Tendon sheaths. Protect long tendons as they course over and around synovial joints.

63

The inflammation of one or more joints, resulting in pain and decreased range of motion. The articular cartilage breaks down and the underlying bone is damaged.

Osteoarthritis: wear and tear
Rheumatoid arthritis: immune system attacks the connective tissues surrounding synovial joints
Gouty arthritis: excess uric acid crystallizes and forms deposits in the connective tissue surrounding a joint

64

Axis movements of joints?

Uniaxial
Biaxial
Multiaxial or triaxial

65

The usually less moveable, anchoring point of a muscle on a bone.

The end attached to the bone or structure that will be moved when the muscle contracts.

Origin

Insertion

66

The prime mover muscle that provides most of the force required for a given movement.

Agonist

67

Lies on the opposite side of its partner muscle, and tends to slow and oppose the action.

Antagonist

68

Muscles that work together with the agonist. They sometimes make a movement more efficient by stabilizing a joint, overlapping with fixators.

Synergists

69

Muscles that hold a bone in place, an anchoring function that makes movement more efficient and reduces risk of injury.

Fixators

70

Muscle with evenly spaced fascicles attaching to a tendon that is about the same width as the muscle.

Parallel muscles

Sartorious

71

A broad muscle that uniformly tapers to a single tendon. Triangular muscles sometimes.

Convergent

Pectoralis major

72

Muscle with fibers and fascicles that attach to the tendon at an angle in such that the muscle looks like a feather.
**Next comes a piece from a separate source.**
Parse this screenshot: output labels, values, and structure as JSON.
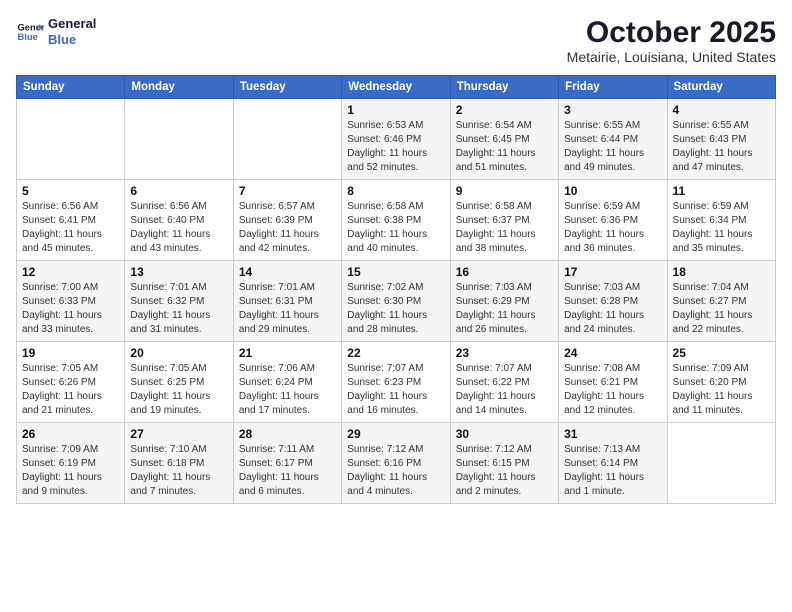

Pennate muscle
Unipennate, bipennate, multipennate

(fusiform is biceps brachii)